What changed? I did. Not the way I felt about Ruth Ann. I never stopped loving her but when the men on my crew poked fun of her round figure, I began feeling like she wasn’t enough or that I deserved better. You see, just like Ruthie had repeated ugly words about herself over and over, I’d made vows too—about what kind of woman I’d marry. Without me even realizing it, those words began to dictate my choices. I’d let everything get turned inside out and I didn’t have the courage to stand up in the face of ridicule and declare my true feelings. Instead of following God’s will for my life, I resisted because the wrapping on the gift He’d given me wasn’t to my liking. I’m ashamed to confess that, but that’s the way of it. I had to come to terms with my own prejudice and when I was finally able to admit that to myself and to God, He gave me new eyes for Ruthie and I no longer saw anything, but the beautiful, Godly woman Ruth Ann is.

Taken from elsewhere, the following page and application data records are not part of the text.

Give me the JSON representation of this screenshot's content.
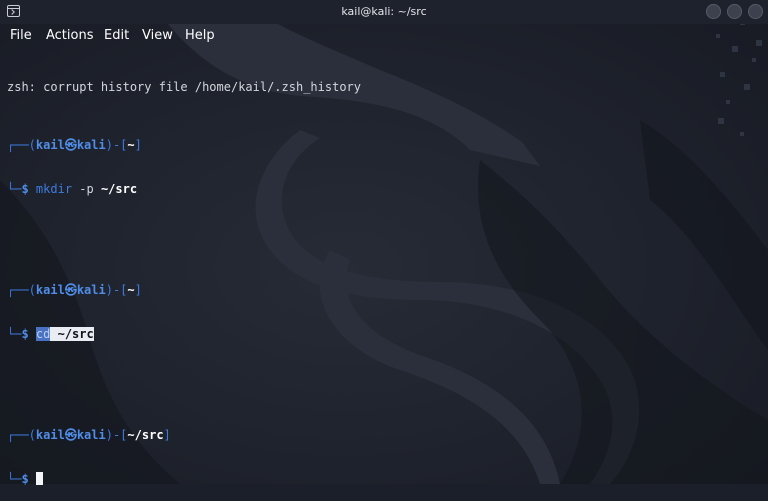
{
  "window": {
    "title": "kail@kali: ~/src"
  },
  "menu": {
    "items": [
      "File",
      "Actions",
      "Edit",
      "View",
      "Help"
    ]
  },
  "terminal": {
    "warning": "zsh: corrupt history file /home/kail/.zsh_history",
    "prompt_user": "kail",
    "prompt_at": "㉿",
    "prompt_host": "kali",
    "prompt_symbol": "$",
    "blocks": [
      {
        "dir": "~",
        "command": "mkdir",
        "args": " -p ",
        "path": "~/src"
      },
      {
        "dir": "~",
        "command": "cd",
        "args": " ",
        "path": "~/src"
      },
      {
        "dir": "~/src",
        "command": "",
        "args": "",
        "path": ""
      }
    ]
  },
  "colors": {
    "background": "#1b1f29",
    "prompt_blue": "#3e7be1",
    "selection": "#4b72c2"
  }
}
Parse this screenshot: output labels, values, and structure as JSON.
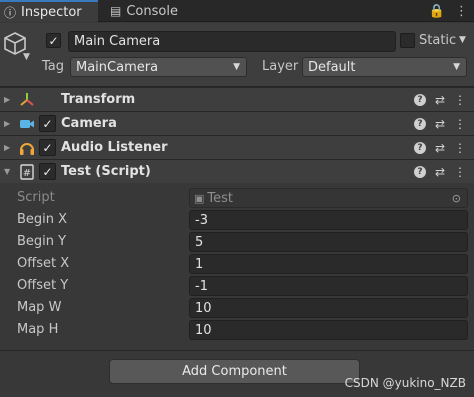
{
  "tabs": {
    "inspector": "Inspector",
    "console": "Console",
    "lock": "🔒",
    "menu": "⋮"
  },
  "object": {
    "active_check": "✓",
    "name": "Main Camera",
    "static_label": "Static",
    "tag_label": "Tag",
    "tag_value": "MainCamera",
    "layer_label": "Layer",
    "layer_value": "Default"
  },
  "components": [
    {
      "title": "Transform",
      "icon": "transform-icon",
      "checked": false
    },
    {
      "title": "Camera",
      "icon": "camera-icon",
      "checked": true
    },
    {
      "title": "Audio Listener",
      "icon": "headphones-icon",
      "checked": true
    },
    {
      "title": "Test (Script)",
      "icon": "script-icon",
      "checked": true
    }
  ],
  "component_tools": {
    "help": "?",
    "settings": "⇄",
    "more": "⋮"
  },
  "script": {
    "label": "Script",
    "value": "Test",
    "properties": [
      {
        "label": "Begin X",
        "value": "-3"
      },
      {
        "label": "Begin Y",
        "value": "5"
      },
      {
        "label": "Offset X",
        "value": "1"
      },
      {
        "label": "Offset Y",
        "value": "-1"
      },
      {
        "label": "Map W",
        "value": "10"
      },
      {
        "label": "Map H",
        "value": "10"
      }
    ]
  },
  "add_component": "Add Component",
  "watermark": "CSDN @yukino_NZB",
  "colors": {
    "accent": "#3a79bb",
    "panel": "#3e3e3e",
    "background": "#383838",
    "field": "#2a2a2a"
  }
}
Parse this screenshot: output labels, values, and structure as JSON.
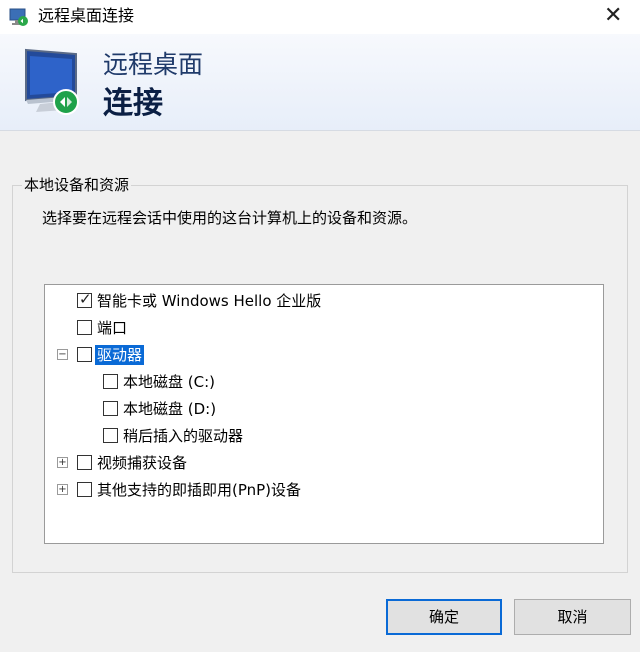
{
  "window": {
    "title": "远程桌面连接",
    "close_glyph": "✕"
  },
  "banner": {
    "line1": "远程桌面",
    "line2": "连接"
  },
  "group": {
    "title": "本地设备和资源",
    "description": "选择要在远程会话中使用的这台计算机上的设备和资源。"
  },
  "tree": {
    "items": [
      {
        "label": "智能卡或 Windows Hello 企业版",
        "checked": true
      },
      {
        "label": "端口",
        "checked": false
      },
      {
        "label": "驱动器",
        "checked": false,
        "expander": "−",
        "selected": true
      },
      {
        "label": "本地磁盘 (C:)",
        "checked": false
      },
      {
        "label": "本地磁盘 (D:)",
        "checked": false
      },
      {
        "label": "稍后插入的驱动器",
        "checked": false
      },
      {
        "label": "视频捕获设备",
        "checked": false,
        "expander": "+"
      },
      {
        "label": "其他支持的即插即用(PnP)设备",
        "checked": false,
        "expander": "+"
      }
    ],
    "check_glyph": "✓"
  },
  "buttons": {
    "ok": "确定",
    "cancel": "取消"
  },
  "colors": {
    "selection": "#0a6ad6",
    "banner_text": "#1f3a6a"
  },
  "icons": {
    "title": "rdp-icon",
    "banner": "monitor-remote-icon"
  }
}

TR: What advice do you have for those who may be struggling with similar issues today?
Benjamin: I’m not sure I’m in any position to give advice, but if any of your readers are struggling with an attraction to someone society says doesn’t measure up whether it be their weight, their income, the color of their skin, their job, or something entirely different, I encourage them to focus on the characteristics that drew you to them in the first place. While attraction is always part of the equation, lifelong relationships have their foundation in a solid friendship. Above all else, seek God’s direction for your life and the courage to follow it. You will never be disappointed when you walk the path He has chosen for you. I have no regrets. I’m confident you won’t either.
To learn more about the characters, setting, and history behind a A Love Restored, visit Kelly’s Pinterest Board.